By Ida Rehnström, FSC Denmark
So why have a specific side meeting on the North American market?
Well, the US is both the world’s largest producer and importer and the second largest exporter of wood products throughout the world. The second largest is Canada. So for FSC to advance on a global scale this region is crucial.
Chris McLaren, Chief Marketing Officer at FSC US presented the US market situation in terms of purchase and highlighted that “price is more important in this region compared to other regions worldwide.” At the same time “responsibility is somewhat less important here vs. other market drivers”. In other words, it could sound like an uphill battle to push the market for more uptake of FSC. But that was not necessarily the conclusion. Instead, it was stressed that we need to get the market initiatives going to avoid a decrease in certified forest areas in the region, especially in untapped markets like construction and furniture. And the message was that there is plenty of interest to do so from the industry as well as from the consumers.
Good news: Consumers DO prefer FSC
One of the session’s most photographed slides was the result of a consumer preference research study. This showed that consumers that were educated on FSC and what the label means were extremely likely to go for FSC-labelled products. In fact, the study showed that 9 in 10 consumers who are FSC-aware say FSC labelling makes them more likely to buy.

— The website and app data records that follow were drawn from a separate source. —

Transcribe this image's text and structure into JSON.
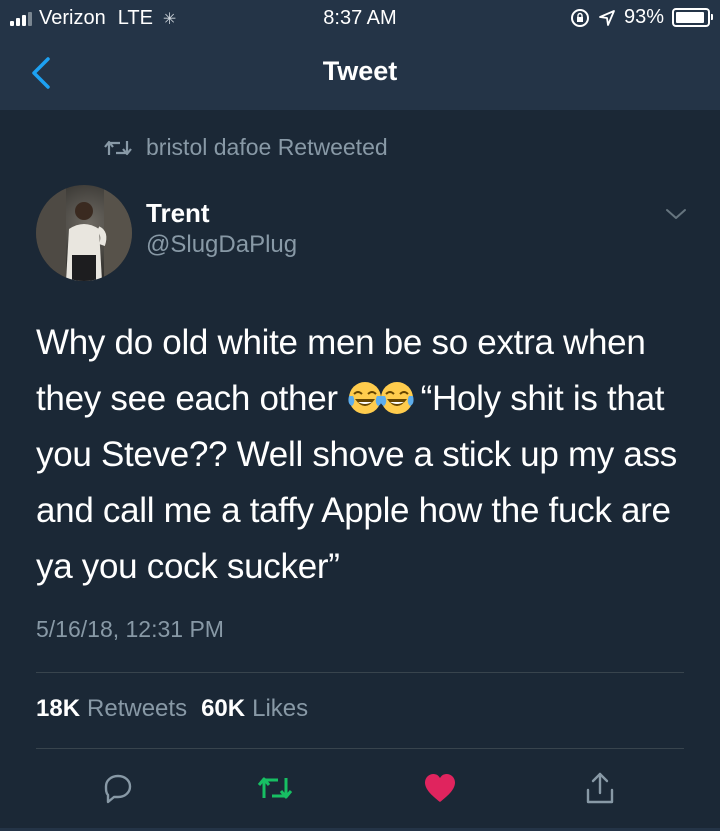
{
  "status_bar": {
    "carrier": "Verizon",
    "network": "LTE",
    "activity_icon": "spinner-icon",
    "time": "8:37 AM",
    "battery_percent": "93%",
    "battery_level": 0.93
  },
  "header": {
    "title": "Tweet",
    "back_icon": "chevron-left-icon"
  },
  "retweet_context": {
    "icon": "retweet-icon",
    "text": "bristol dafoe Retweeted"
  },
  "tweet": {
    "author_name": "Trent",
    "author_handle": "@SlugDaPlug",
    "text_before_emoji": "Why do old white men be so extra when they see each other",
    "emoji": "face-with-tears-of-joy",
    "text_after_emoji": " “Holy shit is that you Steve?? Well shove a stick up my ass and call me a taffy Apple how the fuck are ya you cock sucker”",
    "timestamp": "5/16/18, 12:31 PM",
    "retweets_count": "18K",
    "retweets_label": "Retweets",
    "likes_count": "60K",
    "likes_label": "Likes"
  },
  "actions": [
    {
      "name": "reply",
      "icon": "reply-icon"
    },
    {
      "name": "retweet",
      "icon": "retweet-icon",
      "color": "#17bf63"
    },
    {
      "name": "like",
      "icon": "heart-icon",
      "color": "#e0245e"
    },
    {
      "name": "share",
      "icon": "share-icon"
    }
  ],
  "colors": {
    "background": "#1b2836",
    "header": "#243447",
    "secondary_text": "#8899a6",
    "accent": "#1da1f2"
  }
}
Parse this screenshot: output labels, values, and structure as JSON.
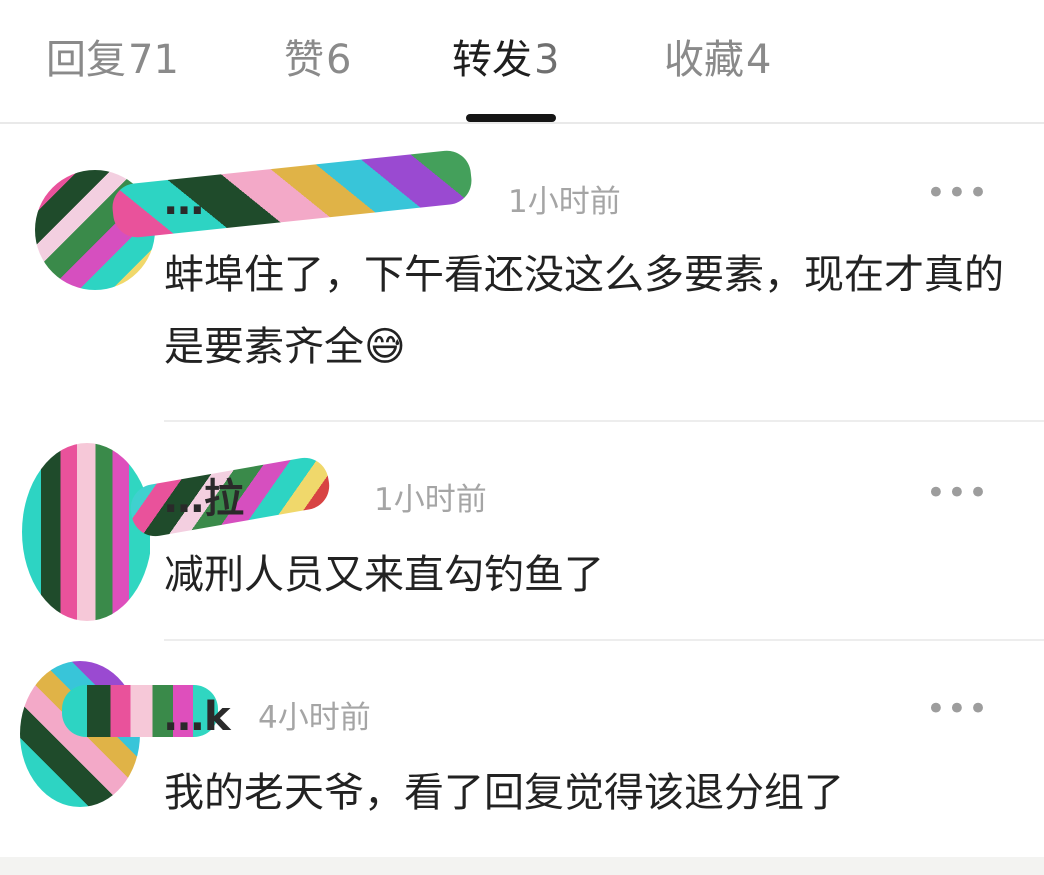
{
  "tabs": [
    {
      "label": "回复",
      "count": "71"
    },
    {
      "label": "赞",
      "count": "6"
    },
    {
      "label": "转发",
      "count": "3"
    },
    {
      "label": "收藏",
      "count": "4"
    }
  ],
  "comments": [
    {
      "nickname": "…",
      "time": "1小时前",
      "text": "蚌埠住了，下午看还没这么多要素，现在才真的是要素齐全😅"
    },
    {
      "nickname": "…拉",
      "time": "1小时前",
      "text": "减刑人员又来直勾钓鱼了"
    },
    {
      "nickname": "…k",
      "time": "4小时前",
      "text": "我的老天爷，看了回复觉得该退分组了"
    }
  ]
}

The research also showed that young people are more FSC-aware (40%) and that small amounts of information about FSC can have a strong influence. Therefore, the recommendation from Chris would be to “pair FSC labelling with basic facts about FSC.” This could be done through various media channels but also on FSC-certified products themselves.

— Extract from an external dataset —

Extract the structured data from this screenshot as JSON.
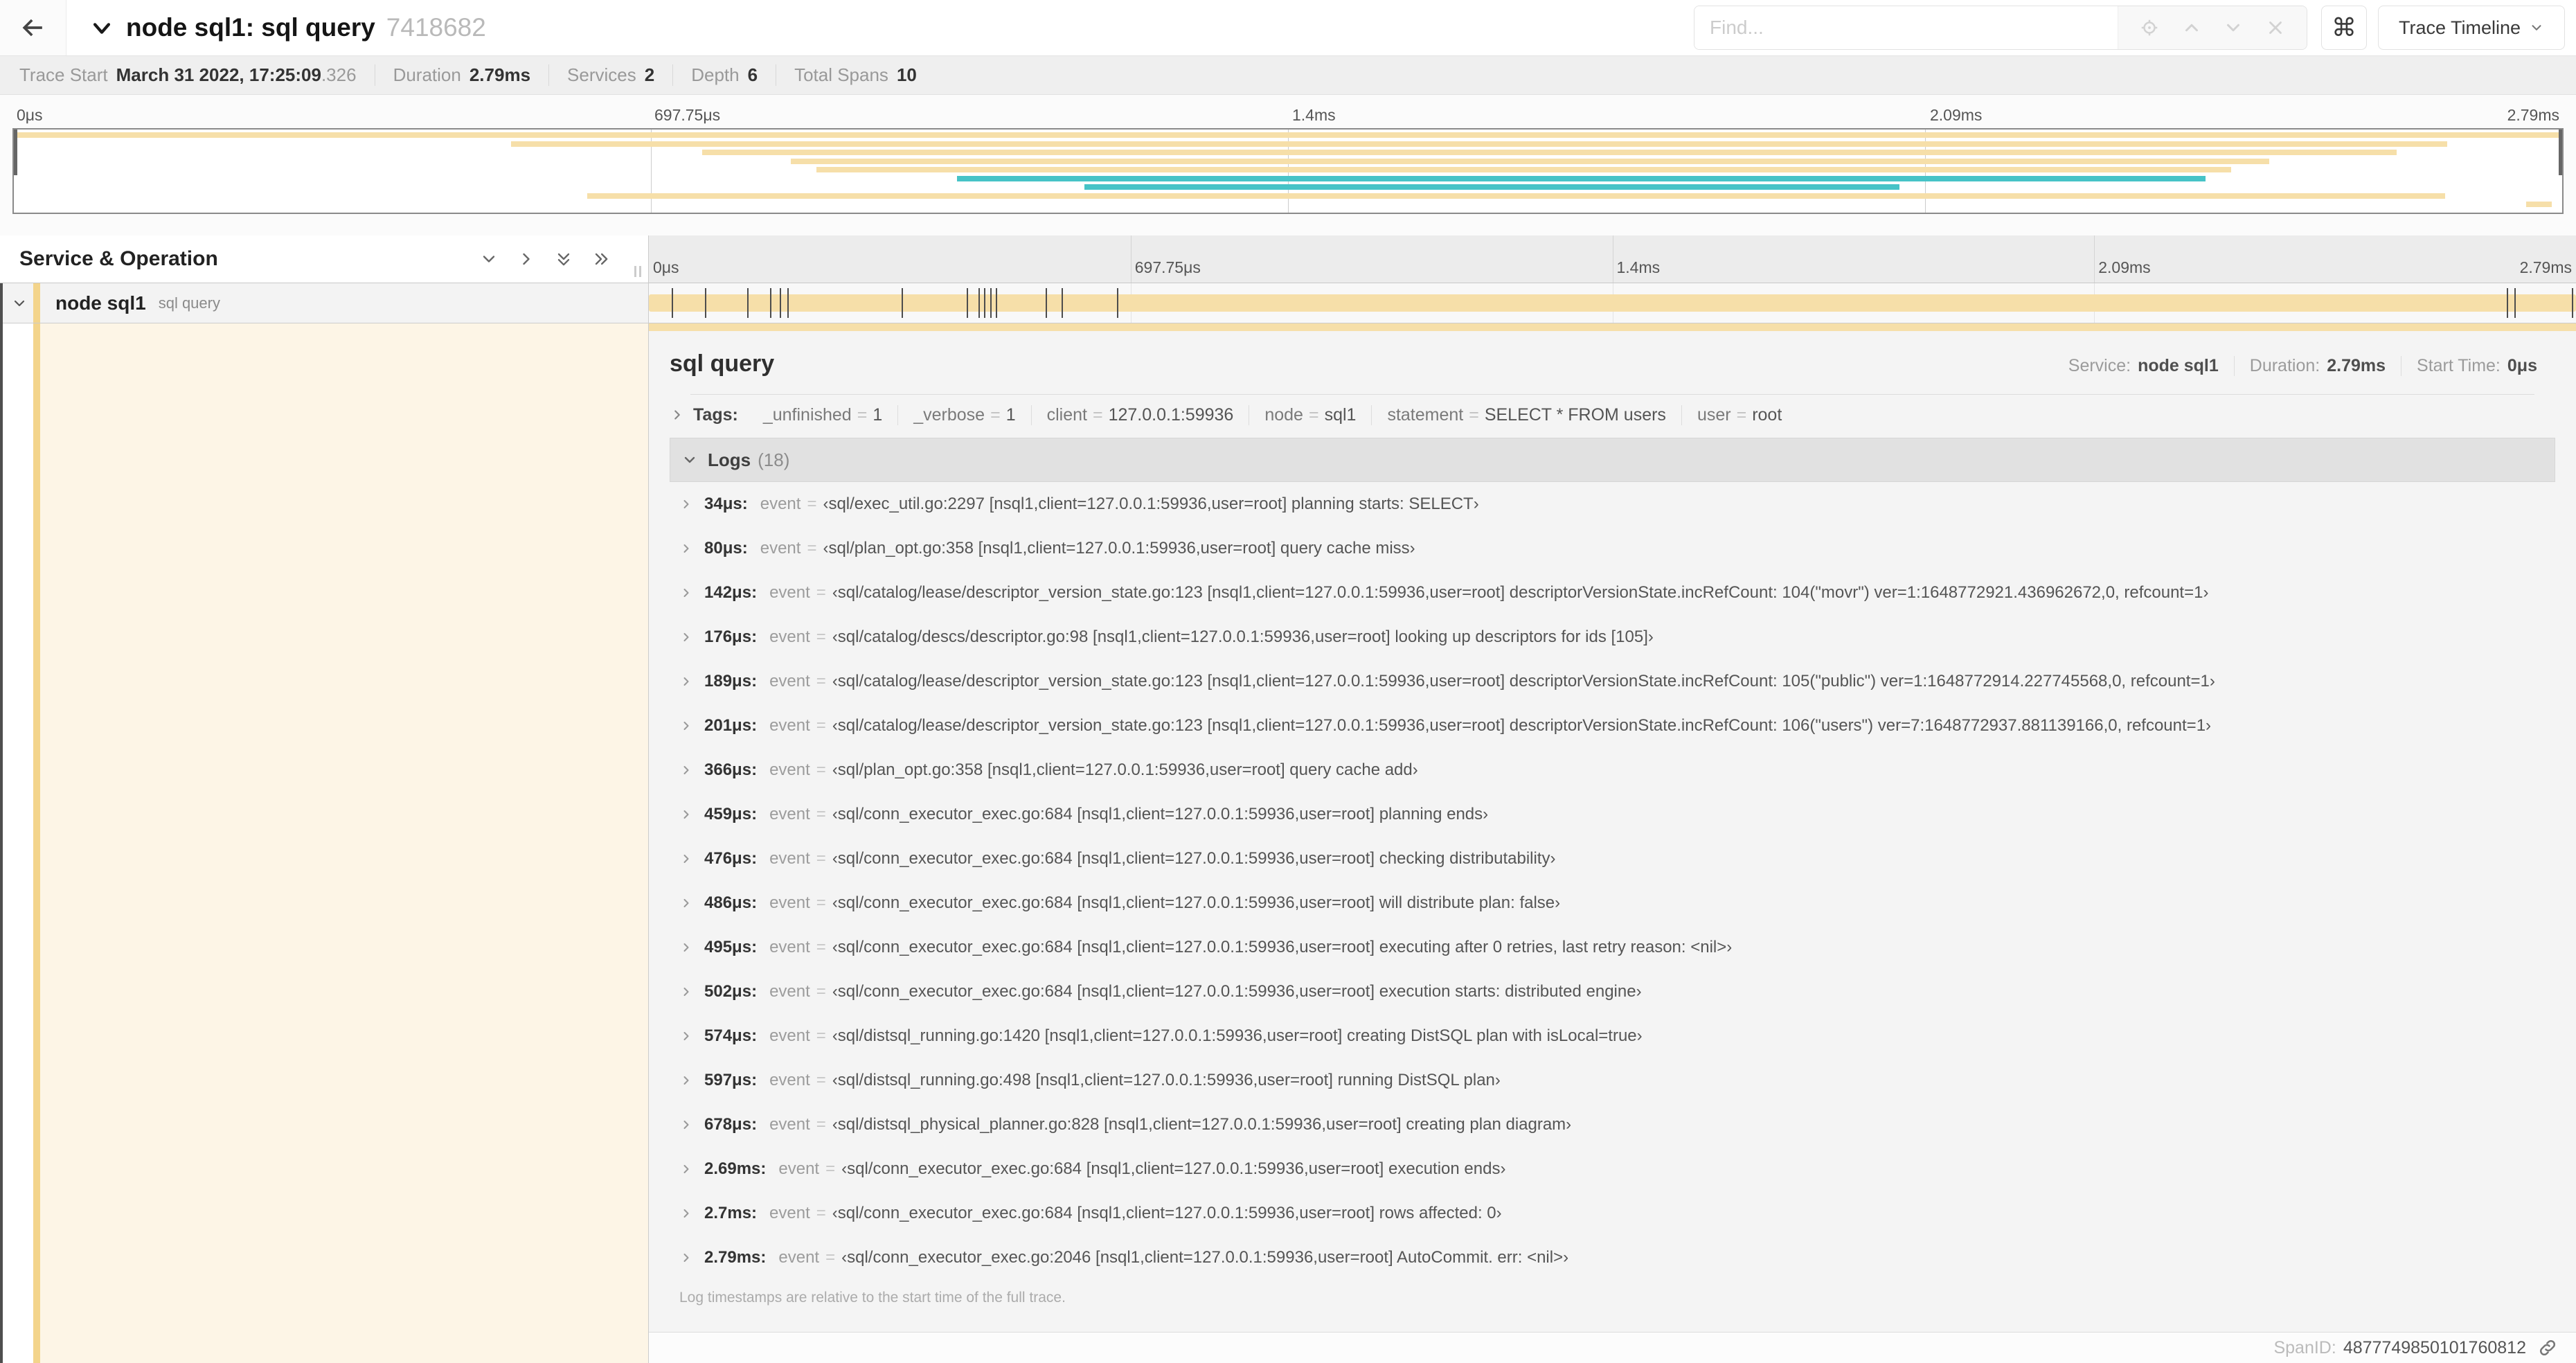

Partners are crucial
Summing up the session Corey Brinkema, President of FSC US, stressed that previous marketing and communications activities for FSC in the region may have been way to technical and targeted towards business interest. This is an important change which is already underway in the form of a campaign concept and video called “one simple action.”
“Now we just need to get that message in front of the consumer” Corey concludes.

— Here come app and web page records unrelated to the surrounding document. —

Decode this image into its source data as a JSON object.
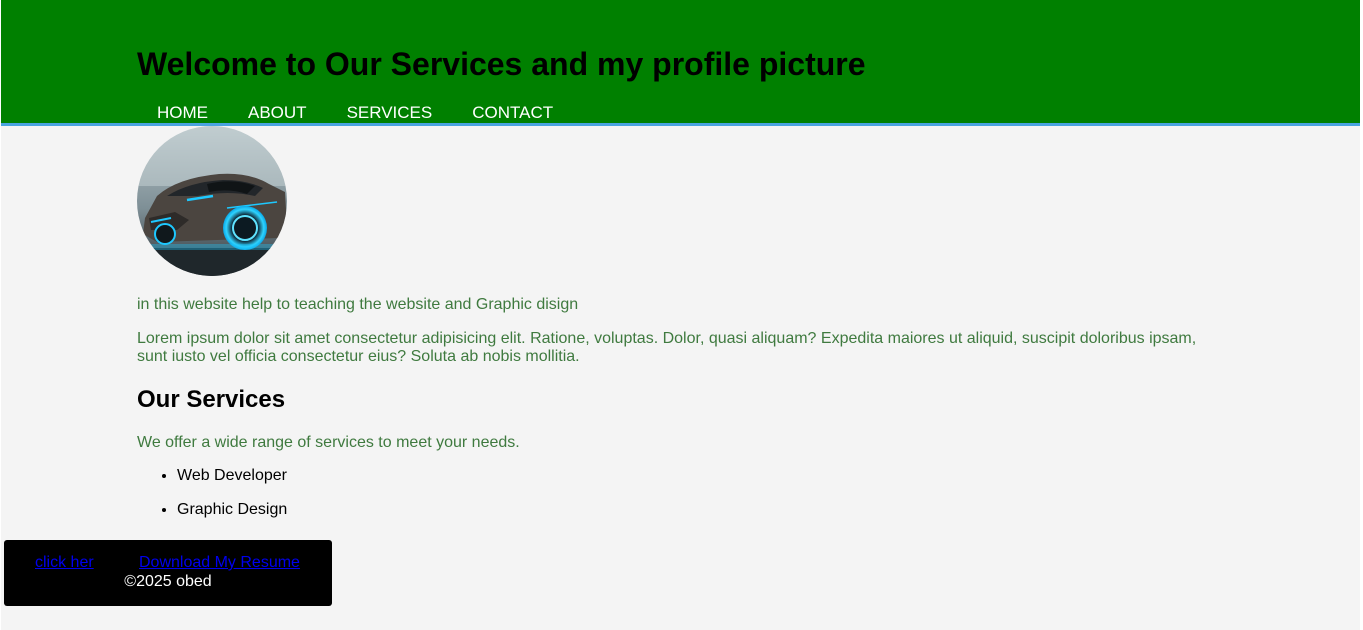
{
  "header": {
    "title": "Welcome to Our Services and my profile picture",
    "nav": [
      {
        "label": "HOME"
      },
      {
        "label": "ABOUT"
      },
      {
        "label": "SERVICES"
      },
      {
        "label": "CONTACT"
      }
    ]
  },
  "profile": {
    "image_description": "sports car profile picture"
  },
  "main": {
    "intro": "in this website help to teaching the website and Graphic disign",
    "lorem": "Lorem ipsum dolor sit amet consectetur adipisicing elit. Ratione, voluptas. Dolor, quasi aliquam? Expedita maiores ut aliquid, suscipit doloribus ipsam, sunt iusto vel officia consectetur eius? Soluta ab nobis mollitia.",
    "services_title": "Our Services",
    "services_intro": "We offer a wide range of services to meet your needs.",
    "services": [
      {
        "label": "Web Developer"
      },
      {
        "label": "Graphic Design"
      }
    ]
  },
  "footer": {
    "link_click": "click her",
    "link_resume": "Download My Resume",
    "copyright": "©2025 obed"
  },
  "colors": {
    "header_bg": "#008000",
    "header_border": "#4aa3df",
    "page_bg": "#f4f4f4",
    "paragraph_text": "#3f7a3f",
    "footer_bg": "#000000",
    "link": "#0000ee"
  }
}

A final key message considered how to move forward to “educate” the consumer. To achieve this, partnerships should play a crucial role. The list of opportunities presented included template campaigns for corporate partners as well as “stand up social applause” with eNGO teams.